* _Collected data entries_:
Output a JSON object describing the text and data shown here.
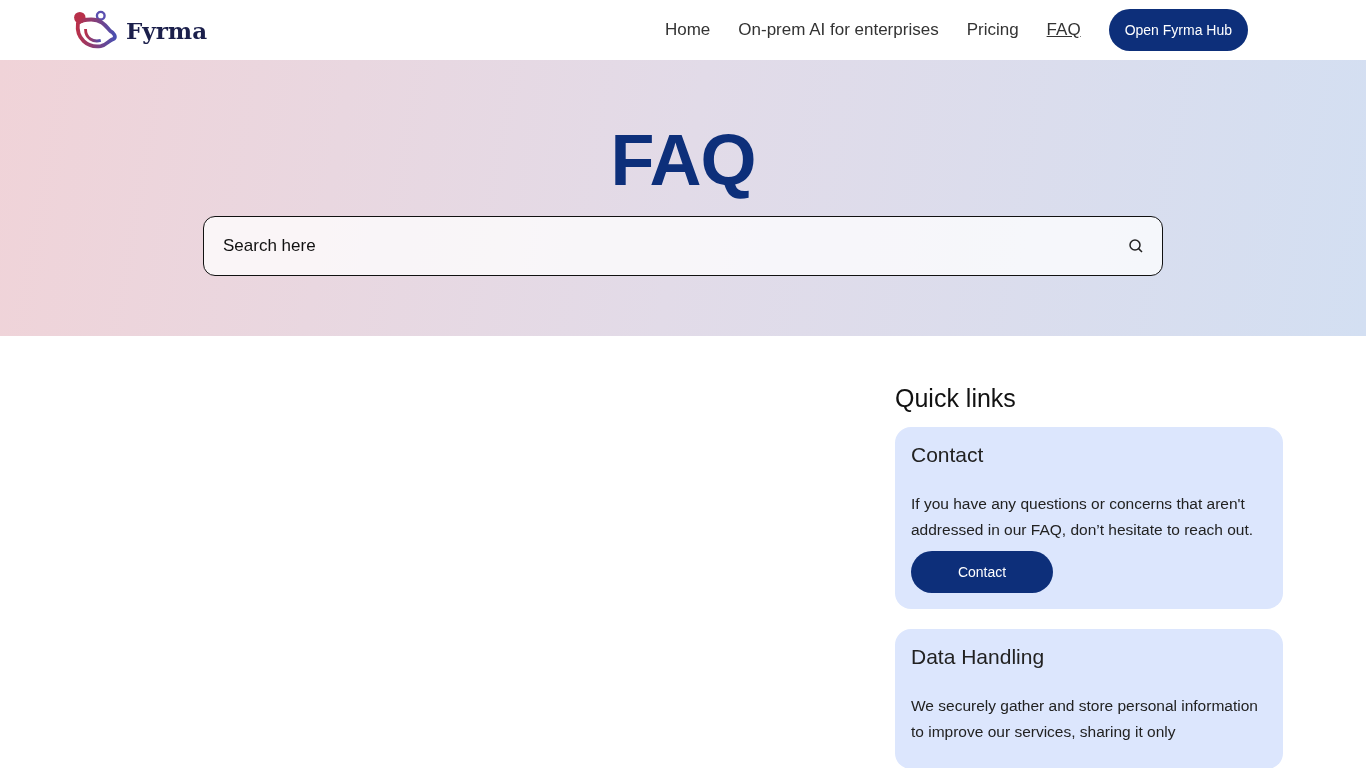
{
  "header": {
    "logo_text": "Fyrma",
    "nav": [
      {
        "label": "Home",
        "selected": false
      },
      {
        "label": "On-prem AI for enterprises",
        "selected": false
      },
      {
        "label": "Pricing",
        "selected": false
      },
      {
        "label": "FAQ",
        "selected": true
      }
    ],
    "cta": "Open Fyrma Hub"
  },
  "hero": {
    "title": "FAQ",
    "search": {
      "placeholder": "Search here"
    }
  },
  "quick_links": {
    "title": "Quick links",
    "cards": [
      {
        "title": "Contact",
        "text": "If you have any questions or concerns that aren't addressed in our FAQ, don’t hesitate to reach out.",
        "button": "Contact"
      },
      {
        "title": "Data Handling",
        "text": "We securely gather and store personal information to improve our services, sharing it only"
      }
    ]
  }
}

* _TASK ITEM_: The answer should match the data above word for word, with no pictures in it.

* _SOLUTION_:
Output a JSON object describing the text and data shown here.
{
  "header": {
    "logo_text": "Fyrma",
    "nav": [
      {
        "label": "Home",
        "selected": false
      },
      {
        "label": "On-prem AI for enterprises",
        "selected": false
      },
      {
        "label": "Pricing",
        "selected": false
      },
      {
        "label": "FAQ",
        "selected": true
      }
    ],
    "cta": "Open Fyrma Hub"
  },
  "hero": {
    "title": "FAQ",
    "search": {
      "placeholder": "Search here"
    }
  },
  "quick_links": {
    "title": "Quick links",
    "cards": [
      {
        "title": "Contact",
        "text": "If you have any questions or concerns that aren't addressed in our FAQ, don’t hesitate to reach out.",
        "button": "Contact"
      },
      {
        "title": "Data Handling",
        "text": "We securely gather and store personal information to improve our services, sharing it only"
      }
    ]
  }
}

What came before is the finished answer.